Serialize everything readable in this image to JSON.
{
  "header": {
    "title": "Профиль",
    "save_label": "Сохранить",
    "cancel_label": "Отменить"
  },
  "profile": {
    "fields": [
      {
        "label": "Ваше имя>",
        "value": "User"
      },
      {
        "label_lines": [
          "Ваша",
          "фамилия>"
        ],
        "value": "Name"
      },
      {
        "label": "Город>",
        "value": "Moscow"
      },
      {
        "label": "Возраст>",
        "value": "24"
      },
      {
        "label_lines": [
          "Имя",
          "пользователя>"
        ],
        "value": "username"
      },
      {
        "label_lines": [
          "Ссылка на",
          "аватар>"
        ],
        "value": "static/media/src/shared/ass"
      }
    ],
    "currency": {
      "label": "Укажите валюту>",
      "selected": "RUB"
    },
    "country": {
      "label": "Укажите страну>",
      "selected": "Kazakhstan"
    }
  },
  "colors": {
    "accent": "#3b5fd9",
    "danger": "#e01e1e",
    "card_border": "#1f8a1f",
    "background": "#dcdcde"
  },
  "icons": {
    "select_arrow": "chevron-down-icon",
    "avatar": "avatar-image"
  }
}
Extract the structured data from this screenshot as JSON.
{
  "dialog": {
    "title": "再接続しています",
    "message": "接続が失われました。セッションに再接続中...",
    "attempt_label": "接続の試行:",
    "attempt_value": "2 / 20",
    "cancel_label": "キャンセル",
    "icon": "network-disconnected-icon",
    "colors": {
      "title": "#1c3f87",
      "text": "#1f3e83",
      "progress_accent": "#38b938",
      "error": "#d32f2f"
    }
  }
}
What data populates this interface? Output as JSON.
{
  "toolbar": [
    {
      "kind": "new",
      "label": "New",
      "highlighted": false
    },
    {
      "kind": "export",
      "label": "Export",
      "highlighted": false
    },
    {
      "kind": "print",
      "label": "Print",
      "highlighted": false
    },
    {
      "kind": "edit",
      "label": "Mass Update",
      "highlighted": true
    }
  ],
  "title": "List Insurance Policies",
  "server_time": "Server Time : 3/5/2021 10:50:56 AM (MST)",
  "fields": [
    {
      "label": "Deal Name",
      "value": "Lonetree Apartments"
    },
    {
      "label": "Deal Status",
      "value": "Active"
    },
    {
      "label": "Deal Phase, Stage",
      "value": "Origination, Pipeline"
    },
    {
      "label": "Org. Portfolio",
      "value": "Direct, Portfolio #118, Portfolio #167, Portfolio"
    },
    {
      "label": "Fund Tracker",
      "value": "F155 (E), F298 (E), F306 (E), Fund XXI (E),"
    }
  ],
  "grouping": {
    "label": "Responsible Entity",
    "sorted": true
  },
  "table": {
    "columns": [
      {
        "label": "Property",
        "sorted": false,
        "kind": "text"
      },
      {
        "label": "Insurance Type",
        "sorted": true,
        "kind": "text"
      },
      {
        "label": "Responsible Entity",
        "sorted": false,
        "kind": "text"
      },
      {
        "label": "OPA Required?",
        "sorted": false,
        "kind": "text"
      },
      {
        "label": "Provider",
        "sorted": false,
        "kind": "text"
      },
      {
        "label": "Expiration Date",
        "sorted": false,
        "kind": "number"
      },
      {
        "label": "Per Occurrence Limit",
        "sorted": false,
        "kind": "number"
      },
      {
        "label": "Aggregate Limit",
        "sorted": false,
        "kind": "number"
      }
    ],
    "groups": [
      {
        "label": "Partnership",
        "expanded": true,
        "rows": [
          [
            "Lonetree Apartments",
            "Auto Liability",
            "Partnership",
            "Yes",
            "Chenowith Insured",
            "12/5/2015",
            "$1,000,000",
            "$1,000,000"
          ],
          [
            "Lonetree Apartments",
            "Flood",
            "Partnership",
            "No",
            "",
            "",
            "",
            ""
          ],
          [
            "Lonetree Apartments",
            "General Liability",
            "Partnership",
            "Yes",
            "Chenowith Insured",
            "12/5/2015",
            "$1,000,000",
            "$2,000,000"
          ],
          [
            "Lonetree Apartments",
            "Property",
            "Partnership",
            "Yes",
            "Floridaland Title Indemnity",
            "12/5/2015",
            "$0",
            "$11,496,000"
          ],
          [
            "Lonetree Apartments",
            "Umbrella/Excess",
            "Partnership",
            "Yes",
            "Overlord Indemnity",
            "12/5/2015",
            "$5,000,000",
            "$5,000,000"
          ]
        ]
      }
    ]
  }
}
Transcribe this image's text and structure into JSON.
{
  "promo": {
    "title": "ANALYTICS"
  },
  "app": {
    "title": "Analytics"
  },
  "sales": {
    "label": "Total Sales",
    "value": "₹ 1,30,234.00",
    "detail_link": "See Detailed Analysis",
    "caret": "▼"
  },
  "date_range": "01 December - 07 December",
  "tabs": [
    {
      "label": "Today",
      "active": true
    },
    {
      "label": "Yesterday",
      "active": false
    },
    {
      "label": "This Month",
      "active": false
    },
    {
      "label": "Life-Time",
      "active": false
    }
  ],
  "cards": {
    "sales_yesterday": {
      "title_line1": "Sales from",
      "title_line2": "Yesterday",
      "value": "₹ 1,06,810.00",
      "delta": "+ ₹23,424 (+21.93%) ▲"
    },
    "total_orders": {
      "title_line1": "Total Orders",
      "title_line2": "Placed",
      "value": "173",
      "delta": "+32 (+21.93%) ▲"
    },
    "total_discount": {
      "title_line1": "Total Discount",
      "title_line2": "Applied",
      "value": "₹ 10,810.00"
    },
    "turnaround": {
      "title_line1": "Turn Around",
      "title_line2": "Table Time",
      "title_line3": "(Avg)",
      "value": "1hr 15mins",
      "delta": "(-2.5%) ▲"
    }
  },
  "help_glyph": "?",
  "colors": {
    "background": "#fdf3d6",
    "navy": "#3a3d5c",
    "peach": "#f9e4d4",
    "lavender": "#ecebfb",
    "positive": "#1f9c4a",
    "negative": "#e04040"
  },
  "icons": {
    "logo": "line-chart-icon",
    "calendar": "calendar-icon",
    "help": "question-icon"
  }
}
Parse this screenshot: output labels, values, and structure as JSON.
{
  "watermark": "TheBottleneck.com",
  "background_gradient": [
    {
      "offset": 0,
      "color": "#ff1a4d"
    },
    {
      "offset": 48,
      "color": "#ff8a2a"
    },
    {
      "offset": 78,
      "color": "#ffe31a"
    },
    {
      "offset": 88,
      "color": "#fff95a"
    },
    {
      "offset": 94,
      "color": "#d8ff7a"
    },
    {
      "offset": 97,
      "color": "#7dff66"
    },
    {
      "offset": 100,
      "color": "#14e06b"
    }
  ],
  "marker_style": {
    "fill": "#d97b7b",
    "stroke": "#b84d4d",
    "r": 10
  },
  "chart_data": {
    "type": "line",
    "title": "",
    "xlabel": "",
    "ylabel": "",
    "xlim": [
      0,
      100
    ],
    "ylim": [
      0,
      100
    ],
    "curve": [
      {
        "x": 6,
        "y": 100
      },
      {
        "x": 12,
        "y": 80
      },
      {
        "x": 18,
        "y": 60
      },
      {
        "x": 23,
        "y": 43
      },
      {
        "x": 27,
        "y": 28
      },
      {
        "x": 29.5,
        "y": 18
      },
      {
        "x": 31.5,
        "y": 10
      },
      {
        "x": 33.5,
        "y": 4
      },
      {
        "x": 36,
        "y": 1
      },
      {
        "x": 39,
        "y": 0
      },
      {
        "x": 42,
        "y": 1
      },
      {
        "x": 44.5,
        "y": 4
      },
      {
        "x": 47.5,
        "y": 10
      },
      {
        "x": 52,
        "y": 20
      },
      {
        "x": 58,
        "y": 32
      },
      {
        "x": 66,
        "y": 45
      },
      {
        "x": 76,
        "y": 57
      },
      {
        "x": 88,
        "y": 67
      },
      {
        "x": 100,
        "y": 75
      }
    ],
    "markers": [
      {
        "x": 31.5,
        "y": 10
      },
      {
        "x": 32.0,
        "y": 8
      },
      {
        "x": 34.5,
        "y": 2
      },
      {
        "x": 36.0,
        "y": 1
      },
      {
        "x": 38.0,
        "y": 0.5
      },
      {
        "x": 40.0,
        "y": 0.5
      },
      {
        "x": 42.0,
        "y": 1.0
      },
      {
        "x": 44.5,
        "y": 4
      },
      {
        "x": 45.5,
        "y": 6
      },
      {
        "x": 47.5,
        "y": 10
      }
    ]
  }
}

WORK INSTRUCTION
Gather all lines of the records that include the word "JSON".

ANSWER FOR THE TASK
Serialize everything readable in this image to JSON.
Extract the structured data from this screenshot as JSON.
What data populates this interface? Output as JSON.
Transcribe this image's text and structure into JSON.
Parse this screenshot: output labels, values, and structure as JSON.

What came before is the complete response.